We long for the garden and little chickens, the trees and birds and wild flowers of the years gone by. Perhaps if we do our part these good things may return some day, for others if not for ourselves.

Read more, share this story, and find more articles from our archives.

Reader Response

Rick Murphy in Los Altos, California, responds to Heather Sher, a radiologist who wrote about treating the Parkland shooting victims’ AR-15 wounds:

As a dad of three middle and high schoolers, an engineer, a marksman, and a teacher of little kids, I wept while reading it—I still am weeping. I thank you for telling us that, and I am sorry that you had to witness and write it. I know that sorrow and misfortune are part of the fabric of the ER—and you and your colleagues are called on to be courageous too often.

The horrific difference between the trauma of high-velocity bullets and that of handgun wounds is something we laypeople in the public don’t know in any sense.
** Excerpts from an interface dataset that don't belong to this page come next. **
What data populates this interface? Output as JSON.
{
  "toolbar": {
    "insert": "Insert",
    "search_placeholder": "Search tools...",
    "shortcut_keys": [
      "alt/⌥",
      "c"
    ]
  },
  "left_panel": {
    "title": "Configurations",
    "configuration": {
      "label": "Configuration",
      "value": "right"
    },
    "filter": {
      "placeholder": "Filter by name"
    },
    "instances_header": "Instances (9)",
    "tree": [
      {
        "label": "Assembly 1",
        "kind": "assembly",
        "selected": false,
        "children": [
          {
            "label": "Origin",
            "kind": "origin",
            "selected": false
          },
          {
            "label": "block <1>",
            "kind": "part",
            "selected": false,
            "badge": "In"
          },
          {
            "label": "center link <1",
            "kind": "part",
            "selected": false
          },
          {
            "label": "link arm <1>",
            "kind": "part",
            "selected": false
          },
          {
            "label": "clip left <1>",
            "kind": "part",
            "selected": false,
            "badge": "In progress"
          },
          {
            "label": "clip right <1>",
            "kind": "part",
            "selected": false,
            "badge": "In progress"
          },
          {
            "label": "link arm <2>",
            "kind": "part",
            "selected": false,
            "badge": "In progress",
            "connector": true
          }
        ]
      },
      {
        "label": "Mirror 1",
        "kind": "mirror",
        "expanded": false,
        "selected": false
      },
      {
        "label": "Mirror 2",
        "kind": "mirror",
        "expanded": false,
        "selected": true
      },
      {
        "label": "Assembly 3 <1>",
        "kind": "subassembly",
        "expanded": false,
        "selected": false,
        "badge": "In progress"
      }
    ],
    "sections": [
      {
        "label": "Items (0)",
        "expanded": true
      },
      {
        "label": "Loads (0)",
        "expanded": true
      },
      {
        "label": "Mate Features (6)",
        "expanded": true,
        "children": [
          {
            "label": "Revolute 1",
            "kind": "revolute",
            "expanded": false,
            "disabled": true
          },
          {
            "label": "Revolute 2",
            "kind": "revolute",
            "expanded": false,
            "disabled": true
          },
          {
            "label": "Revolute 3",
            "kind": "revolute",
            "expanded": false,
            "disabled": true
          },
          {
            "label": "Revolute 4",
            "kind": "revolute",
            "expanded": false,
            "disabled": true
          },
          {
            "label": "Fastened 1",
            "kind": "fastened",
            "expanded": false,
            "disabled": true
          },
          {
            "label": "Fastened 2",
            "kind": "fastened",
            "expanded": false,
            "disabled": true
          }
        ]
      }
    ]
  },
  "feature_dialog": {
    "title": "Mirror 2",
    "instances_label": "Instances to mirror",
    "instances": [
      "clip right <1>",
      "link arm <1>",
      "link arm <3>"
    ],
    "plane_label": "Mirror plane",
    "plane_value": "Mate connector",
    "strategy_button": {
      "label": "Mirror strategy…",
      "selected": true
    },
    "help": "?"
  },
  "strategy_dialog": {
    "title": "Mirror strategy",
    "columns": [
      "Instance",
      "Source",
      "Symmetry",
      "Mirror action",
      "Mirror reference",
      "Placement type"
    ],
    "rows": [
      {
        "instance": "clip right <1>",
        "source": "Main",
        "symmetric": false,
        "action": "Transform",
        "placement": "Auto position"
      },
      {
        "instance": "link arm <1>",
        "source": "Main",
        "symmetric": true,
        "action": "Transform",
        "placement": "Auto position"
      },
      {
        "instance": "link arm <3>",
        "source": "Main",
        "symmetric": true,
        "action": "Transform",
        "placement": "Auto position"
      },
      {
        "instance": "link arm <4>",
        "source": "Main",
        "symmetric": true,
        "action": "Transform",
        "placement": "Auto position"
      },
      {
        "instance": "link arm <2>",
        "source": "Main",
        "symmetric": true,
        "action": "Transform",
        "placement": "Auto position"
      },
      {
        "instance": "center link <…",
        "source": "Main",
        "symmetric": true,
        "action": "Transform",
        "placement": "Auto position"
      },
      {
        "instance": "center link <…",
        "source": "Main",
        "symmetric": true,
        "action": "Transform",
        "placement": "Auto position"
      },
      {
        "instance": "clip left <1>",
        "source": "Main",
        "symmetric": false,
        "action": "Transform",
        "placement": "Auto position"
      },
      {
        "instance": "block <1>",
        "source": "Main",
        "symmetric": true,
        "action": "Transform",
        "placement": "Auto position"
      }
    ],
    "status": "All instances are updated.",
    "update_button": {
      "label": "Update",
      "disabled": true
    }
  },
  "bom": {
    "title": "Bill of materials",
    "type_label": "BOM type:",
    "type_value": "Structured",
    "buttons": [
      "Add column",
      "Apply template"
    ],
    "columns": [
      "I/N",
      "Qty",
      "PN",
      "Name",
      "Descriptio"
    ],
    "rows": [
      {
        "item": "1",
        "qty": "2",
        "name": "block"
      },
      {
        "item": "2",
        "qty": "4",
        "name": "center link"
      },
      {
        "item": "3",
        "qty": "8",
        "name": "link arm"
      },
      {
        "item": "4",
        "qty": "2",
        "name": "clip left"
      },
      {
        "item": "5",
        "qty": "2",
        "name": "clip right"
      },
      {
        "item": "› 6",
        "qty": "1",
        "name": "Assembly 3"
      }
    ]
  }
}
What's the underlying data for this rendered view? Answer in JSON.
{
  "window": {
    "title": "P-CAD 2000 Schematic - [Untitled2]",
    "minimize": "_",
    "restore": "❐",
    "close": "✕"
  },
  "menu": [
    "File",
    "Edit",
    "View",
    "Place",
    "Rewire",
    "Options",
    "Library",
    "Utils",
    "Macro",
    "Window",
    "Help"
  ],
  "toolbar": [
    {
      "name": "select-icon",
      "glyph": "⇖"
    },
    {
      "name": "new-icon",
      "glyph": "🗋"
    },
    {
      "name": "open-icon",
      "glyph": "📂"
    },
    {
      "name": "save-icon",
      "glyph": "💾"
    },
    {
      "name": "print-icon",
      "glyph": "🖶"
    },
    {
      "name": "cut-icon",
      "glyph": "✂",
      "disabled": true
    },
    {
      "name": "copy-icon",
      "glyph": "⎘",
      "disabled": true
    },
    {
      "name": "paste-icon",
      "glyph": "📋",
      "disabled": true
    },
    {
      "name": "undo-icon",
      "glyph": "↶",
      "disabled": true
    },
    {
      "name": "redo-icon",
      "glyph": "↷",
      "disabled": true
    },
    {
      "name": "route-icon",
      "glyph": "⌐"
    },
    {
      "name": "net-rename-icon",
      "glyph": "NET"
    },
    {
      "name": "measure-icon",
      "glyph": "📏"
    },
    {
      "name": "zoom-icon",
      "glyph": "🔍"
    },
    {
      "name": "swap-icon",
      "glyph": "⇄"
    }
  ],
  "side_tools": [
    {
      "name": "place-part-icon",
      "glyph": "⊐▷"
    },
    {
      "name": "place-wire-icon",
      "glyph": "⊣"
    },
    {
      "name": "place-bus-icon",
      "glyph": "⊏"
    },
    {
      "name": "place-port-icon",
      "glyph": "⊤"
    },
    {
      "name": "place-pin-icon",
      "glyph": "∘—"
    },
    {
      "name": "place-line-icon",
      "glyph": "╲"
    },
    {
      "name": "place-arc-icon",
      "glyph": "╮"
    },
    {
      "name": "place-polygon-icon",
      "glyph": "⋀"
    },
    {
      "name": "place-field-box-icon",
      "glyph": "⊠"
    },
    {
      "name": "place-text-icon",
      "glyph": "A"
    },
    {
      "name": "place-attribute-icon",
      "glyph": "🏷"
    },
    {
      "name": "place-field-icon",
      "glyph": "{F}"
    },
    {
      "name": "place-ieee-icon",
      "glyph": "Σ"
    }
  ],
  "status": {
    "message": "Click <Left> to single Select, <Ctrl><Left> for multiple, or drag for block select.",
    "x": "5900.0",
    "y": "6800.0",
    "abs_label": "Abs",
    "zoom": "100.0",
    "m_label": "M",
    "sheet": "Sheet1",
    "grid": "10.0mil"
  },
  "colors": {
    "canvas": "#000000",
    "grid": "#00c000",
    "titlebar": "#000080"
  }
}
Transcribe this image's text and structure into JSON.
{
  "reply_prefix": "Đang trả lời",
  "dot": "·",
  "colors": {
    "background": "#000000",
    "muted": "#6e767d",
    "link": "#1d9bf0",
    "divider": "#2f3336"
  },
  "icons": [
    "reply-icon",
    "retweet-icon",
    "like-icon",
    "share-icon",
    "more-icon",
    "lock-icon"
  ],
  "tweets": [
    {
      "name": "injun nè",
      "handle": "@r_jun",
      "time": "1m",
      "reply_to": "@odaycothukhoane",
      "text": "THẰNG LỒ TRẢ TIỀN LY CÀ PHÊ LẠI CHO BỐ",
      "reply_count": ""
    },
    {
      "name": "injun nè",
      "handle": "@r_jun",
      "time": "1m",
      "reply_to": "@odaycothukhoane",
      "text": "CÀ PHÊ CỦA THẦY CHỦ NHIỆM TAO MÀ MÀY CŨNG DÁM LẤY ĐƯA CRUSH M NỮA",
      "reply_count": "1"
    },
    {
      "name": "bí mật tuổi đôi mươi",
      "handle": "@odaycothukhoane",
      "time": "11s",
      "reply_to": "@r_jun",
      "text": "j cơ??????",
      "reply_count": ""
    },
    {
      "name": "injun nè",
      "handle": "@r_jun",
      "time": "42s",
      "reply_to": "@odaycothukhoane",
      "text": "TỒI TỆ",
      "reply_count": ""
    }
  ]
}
We don’t hear about that, and have never really heard about that as part of the anguished public-policy standoffs to which we are subjected.

Read more from Rick, and see other readers’ perspectives.


Bittersweet victory, tantalizing signal, tarnished kingmaker, dismal showing.

Time of Your Life

Happy birthday to Sundar’s favorite writer (a year younger than Band-Aids); to K.W.’s daughter Katie (born around the time of the first successful heart transplant); to Pamela’s niece (a year younger than The Simpsons); and to Jacqueline’s colleague and friend Iliana (twice the age of Google).

Do you or a loved one have a birthday coming up? Sign up for a birthday shout-out, and explore the Timeline feature for yourself.

Meet The Atlantic Daily’s team, and contact us.

Did you get this newsletter from a friend? Sign yourself up.